When Moira is discussing a topic she portrays a sense of dread in the position of her eyes and stern facial expressions. Schiti renders great science fiction moments that are full of tension as well. The Orchis station features inspired technology and character designs that are a nice break from the talking heads of Krakoa. Schiti isn’t given the most interesting script from Hickman strictly from a visual standpoint but it still doesn’t hold back from letting the quality flow through the script and art.

When readers reflect back on this issue and compare it to other stories “Inferno” #1 will stand out thanks to the characterization. Hickman’s script is honest and Schiti’s art is breathtaking. So many events feel rushed but “Inferno” is the payoff from years of storytelling perfectly captured for a grand comic book event. There’s so much foreboding subtext in “Inferno” #1 that is oozing between the panels.

Hickman’s characterization and dialogue are haunting. Even though “Inferno” #1 doesn’t bring in the action, it brings some of the finest writing in this franchise since “House of X” and “Powers of X.” Schiti’s art lines up in quality with the majesty of Larraz and Silva. Schiti draws beautiful X-Men characters who emote through their body language. Thanks to the art and writing of “Inferno” #1 Readers are intimidated by the presence of a mutant before they even start talking. “Inferno” #1 is a triumph for Marvel and shows that long-form storytelling can mesh really well with the climax of an event storyline.

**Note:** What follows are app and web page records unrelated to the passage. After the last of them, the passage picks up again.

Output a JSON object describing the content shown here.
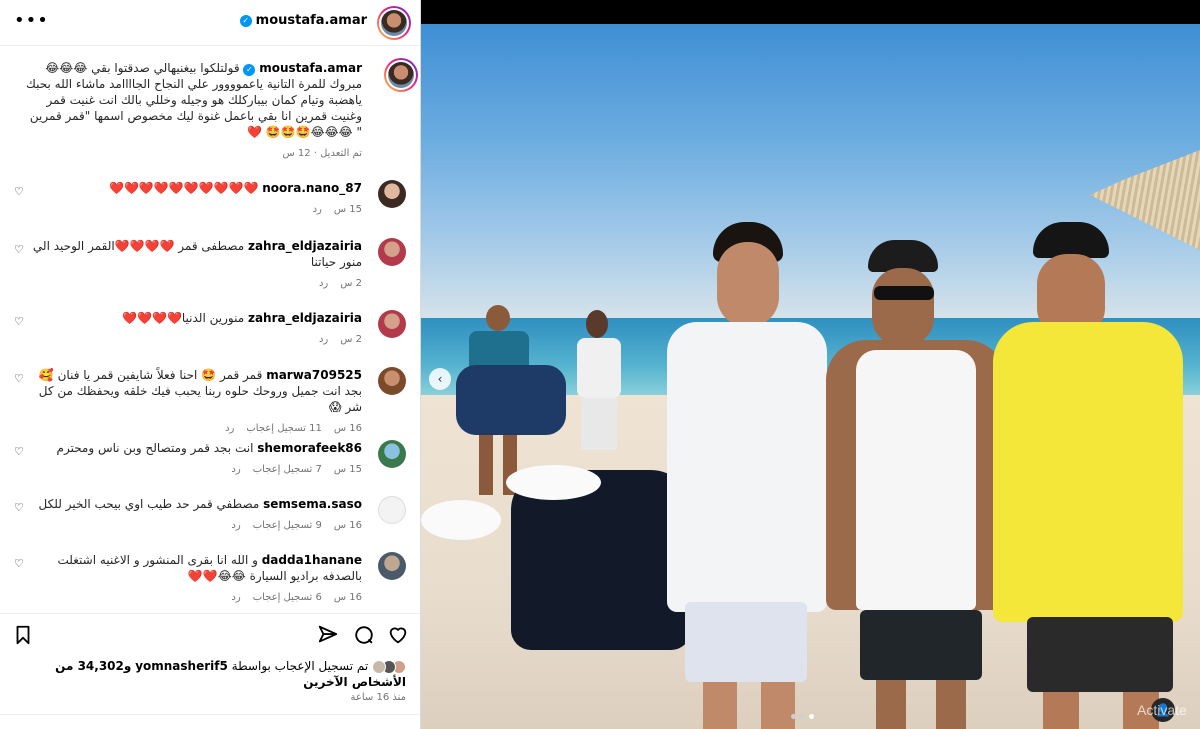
{
  "header": {
    "username": "moustafa.amar"
  },
  "caption": {
    "username": "moustafa.amar",
    "text": "قولتلكوا بيغنيهالي صدقتوا بقي 😂😂😂 مبروك للمرة التانية ياعموووور علي النجاح الجاااامد ماشاء الله بحبك ياهضبة وتيام كمان بيباركلك هو وجيله وخللي بالك انت غنيت قمر وغنيت قمرين انا بقي باعمل غنوة ليك مخصوص اسمها \"قمر قمرين \" 😂😂😂🤩🤩🤩 ❤️",
    "meta": "تم التعديل · 12 س"
  },
  "comments": [
    {
      "username": "noora.nano_87",
      "text": "❤️❤️❤️❤️❤️❤️❤️❤️❤️❤️",
      "time": "15 س",
      "likes": "",
      "reply": "رد"
    },
    {
      "username": "zahra_eldjazairia",
      "text": "مصطفى قمر ❤️❤️❤️❤️القمر الوحيد الي منور حياتنا",
      "time": "2 س",
      "likes": "",
      "reply": "رد"
    },
    {
      "username": "zahra_eldjazairia",
      "text": "منورين الدنيا❤️❤️❤️❤️",
      "time": "2 س",
      "likes": "",
      "reply": "رد"
    },
    {
      "username": "marwa709525",
      "text": "قمر قمر 🤩 احنا فعلاً شايفين قمر يا فنان 🥰 بجد انت جميل وروحك حلوه ربنا يحبب فيك خلقه ويحفظك من كل شر 😱",
      "time": "16 س",
      "likes": "11 تسجيل إعجاب",
      "reply": "رد"
    },
    {
      "username": "shemorafeek86",
      "text": "انت بجد قمر ومتصالح وبن ناس ومحترم",
      "time": "15 س",
      "likes": "7 تسجيل إعجاب",
      "reply": "رد"
    },
    {
      "username": "semsema.saso",
      "text": "مصطفي قمر حد طيب اوي بيحب الخير للكل",
      "time": "16 س",
      "likes": "9 تسجيل إعجاب",
      "reply": "رد"
    },
    {
      "username": "dadda1hanane",
      "text": "و الله انا بقرى المنشور و الاغنيه اشتغلت بالصدفه براديو السيارة 😂😂❤️❤️",
      "time": "16 س",
      "likes": "6 تسجيل إعجاب",
      "reply": "رد"
    }
  ],
  "likes": {
    "prefix": "تم تسجيل الإعجاب بواسطة",
    "user": "yomnasherif5",
    "rest": "و34,302 من الأشخاص الآخرين"
  },
  "posted": "منذ 16 ساعة",
  "watermark": "Activate"
}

Final Verdict: 9.0 – “Inferno” #1 is the most foreboding comic book event debut issue you will read all year.

Alexander Jones